Data about app and page elements:
- Opening Delimiter -

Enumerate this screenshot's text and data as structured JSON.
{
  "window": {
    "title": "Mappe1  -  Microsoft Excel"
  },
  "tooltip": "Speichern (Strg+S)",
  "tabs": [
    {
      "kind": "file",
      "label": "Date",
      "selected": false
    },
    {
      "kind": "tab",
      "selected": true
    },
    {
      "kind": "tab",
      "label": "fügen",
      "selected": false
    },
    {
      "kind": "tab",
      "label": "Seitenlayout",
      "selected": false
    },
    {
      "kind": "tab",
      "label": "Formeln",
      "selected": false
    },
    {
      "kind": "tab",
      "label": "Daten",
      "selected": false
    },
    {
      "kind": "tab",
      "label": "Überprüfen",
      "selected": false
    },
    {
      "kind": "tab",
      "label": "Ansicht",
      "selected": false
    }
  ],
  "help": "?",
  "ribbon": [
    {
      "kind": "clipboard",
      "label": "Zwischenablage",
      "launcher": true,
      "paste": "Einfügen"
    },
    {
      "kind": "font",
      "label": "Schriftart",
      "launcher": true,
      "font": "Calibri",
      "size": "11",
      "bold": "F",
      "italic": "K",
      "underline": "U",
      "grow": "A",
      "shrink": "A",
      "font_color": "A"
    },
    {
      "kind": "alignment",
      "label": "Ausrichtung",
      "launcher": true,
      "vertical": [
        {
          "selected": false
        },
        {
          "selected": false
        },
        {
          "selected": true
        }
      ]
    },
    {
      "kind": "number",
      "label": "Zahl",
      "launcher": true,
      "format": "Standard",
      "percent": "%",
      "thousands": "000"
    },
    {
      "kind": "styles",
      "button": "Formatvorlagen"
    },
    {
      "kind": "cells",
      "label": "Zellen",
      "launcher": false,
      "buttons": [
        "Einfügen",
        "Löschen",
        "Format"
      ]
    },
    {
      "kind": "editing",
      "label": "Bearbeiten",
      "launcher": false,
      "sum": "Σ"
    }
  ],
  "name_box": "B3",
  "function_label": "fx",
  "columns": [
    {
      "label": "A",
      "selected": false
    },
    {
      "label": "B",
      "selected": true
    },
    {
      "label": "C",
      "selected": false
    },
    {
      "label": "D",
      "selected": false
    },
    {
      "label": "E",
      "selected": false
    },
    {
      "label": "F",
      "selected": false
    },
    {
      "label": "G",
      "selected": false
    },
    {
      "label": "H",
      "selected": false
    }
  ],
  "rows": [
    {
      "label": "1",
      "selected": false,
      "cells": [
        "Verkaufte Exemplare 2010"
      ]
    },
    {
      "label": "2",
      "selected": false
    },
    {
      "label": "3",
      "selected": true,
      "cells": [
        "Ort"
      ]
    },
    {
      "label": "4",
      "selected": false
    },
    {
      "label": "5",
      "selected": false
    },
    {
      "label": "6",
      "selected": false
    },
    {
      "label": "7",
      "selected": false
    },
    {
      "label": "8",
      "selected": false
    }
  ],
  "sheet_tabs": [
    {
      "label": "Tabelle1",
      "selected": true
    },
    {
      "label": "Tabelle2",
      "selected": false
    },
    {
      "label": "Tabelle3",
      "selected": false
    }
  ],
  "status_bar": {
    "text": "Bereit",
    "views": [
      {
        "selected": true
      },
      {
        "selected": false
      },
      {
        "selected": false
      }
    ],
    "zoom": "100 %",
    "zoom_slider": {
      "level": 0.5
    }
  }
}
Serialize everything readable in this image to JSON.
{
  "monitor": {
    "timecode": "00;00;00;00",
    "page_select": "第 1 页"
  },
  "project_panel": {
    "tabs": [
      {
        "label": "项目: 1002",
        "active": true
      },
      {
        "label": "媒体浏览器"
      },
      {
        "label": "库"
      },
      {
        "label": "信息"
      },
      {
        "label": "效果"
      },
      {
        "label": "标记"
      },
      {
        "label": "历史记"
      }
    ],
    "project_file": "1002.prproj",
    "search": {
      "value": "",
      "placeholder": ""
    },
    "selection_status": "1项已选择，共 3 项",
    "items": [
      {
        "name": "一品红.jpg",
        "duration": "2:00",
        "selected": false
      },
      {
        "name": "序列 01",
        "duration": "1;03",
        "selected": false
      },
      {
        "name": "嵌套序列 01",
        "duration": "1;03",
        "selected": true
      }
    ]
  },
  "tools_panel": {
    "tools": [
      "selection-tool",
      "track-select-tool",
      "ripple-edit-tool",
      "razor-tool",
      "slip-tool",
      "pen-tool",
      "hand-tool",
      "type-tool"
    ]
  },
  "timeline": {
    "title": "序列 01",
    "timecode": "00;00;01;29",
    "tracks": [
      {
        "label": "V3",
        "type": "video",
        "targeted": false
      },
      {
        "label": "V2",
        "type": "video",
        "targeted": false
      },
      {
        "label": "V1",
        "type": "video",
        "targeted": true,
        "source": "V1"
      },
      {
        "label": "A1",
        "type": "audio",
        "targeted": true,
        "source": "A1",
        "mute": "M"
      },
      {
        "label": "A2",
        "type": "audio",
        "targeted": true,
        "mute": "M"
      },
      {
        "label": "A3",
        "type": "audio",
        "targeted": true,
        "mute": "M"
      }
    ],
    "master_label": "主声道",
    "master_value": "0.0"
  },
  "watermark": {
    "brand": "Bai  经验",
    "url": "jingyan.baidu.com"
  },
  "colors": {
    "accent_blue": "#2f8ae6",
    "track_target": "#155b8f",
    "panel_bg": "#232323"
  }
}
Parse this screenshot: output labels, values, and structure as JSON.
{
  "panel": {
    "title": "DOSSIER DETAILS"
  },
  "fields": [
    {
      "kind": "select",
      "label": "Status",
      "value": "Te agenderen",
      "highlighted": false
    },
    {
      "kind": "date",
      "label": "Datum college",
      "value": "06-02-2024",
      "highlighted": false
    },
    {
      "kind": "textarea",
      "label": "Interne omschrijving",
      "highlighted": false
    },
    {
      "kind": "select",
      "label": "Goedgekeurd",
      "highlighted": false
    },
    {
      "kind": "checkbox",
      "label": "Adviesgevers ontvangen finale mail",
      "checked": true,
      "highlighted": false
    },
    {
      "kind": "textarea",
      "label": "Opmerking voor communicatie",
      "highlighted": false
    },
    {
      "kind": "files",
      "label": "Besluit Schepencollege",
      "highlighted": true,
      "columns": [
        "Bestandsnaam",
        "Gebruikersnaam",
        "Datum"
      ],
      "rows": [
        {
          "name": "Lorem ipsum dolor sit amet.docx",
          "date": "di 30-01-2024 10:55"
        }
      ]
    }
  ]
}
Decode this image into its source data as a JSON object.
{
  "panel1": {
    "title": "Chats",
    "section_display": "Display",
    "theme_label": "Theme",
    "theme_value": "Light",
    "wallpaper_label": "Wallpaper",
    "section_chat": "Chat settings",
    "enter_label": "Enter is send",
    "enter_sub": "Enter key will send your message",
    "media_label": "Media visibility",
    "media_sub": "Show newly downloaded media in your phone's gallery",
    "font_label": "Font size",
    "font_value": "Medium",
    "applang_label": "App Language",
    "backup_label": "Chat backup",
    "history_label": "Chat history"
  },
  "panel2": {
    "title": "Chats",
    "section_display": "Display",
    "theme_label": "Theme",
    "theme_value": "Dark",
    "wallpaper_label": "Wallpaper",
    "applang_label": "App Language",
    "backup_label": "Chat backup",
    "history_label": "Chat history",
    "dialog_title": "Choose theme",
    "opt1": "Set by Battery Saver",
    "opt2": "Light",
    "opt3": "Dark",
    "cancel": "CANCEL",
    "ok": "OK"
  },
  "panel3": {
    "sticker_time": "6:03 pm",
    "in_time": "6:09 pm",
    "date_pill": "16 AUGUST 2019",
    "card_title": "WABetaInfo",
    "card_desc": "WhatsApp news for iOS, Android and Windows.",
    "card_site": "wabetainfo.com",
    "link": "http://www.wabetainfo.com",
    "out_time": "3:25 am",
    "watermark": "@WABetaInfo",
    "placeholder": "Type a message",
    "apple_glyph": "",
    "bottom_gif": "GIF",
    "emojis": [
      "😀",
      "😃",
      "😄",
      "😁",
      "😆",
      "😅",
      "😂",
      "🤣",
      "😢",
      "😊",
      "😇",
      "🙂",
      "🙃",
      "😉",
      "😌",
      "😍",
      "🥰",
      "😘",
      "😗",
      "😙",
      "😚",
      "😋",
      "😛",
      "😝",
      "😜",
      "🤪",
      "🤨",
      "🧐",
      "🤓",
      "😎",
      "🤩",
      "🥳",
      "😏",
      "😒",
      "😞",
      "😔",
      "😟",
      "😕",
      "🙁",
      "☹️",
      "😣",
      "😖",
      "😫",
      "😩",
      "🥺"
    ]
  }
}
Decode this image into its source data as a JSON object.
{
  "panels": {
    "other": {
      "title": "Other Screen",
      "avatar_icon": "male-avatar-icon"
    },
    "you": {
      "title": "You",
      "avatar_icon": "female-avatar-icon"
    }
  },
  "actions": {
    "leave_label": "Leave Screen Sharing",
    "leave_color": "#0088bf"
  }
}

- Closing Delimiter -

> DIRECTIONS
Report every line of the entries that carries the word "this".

> TASK RESPONSE
Enumerate this screenshot's text and data as structured JSON.
Serialize everything readable in this image to JSON.
Parse this screenshot: output labels, values, and structure as JSON.
Decode this image into its source data as a JSON object.
Decode this image into its source data as a JSON object.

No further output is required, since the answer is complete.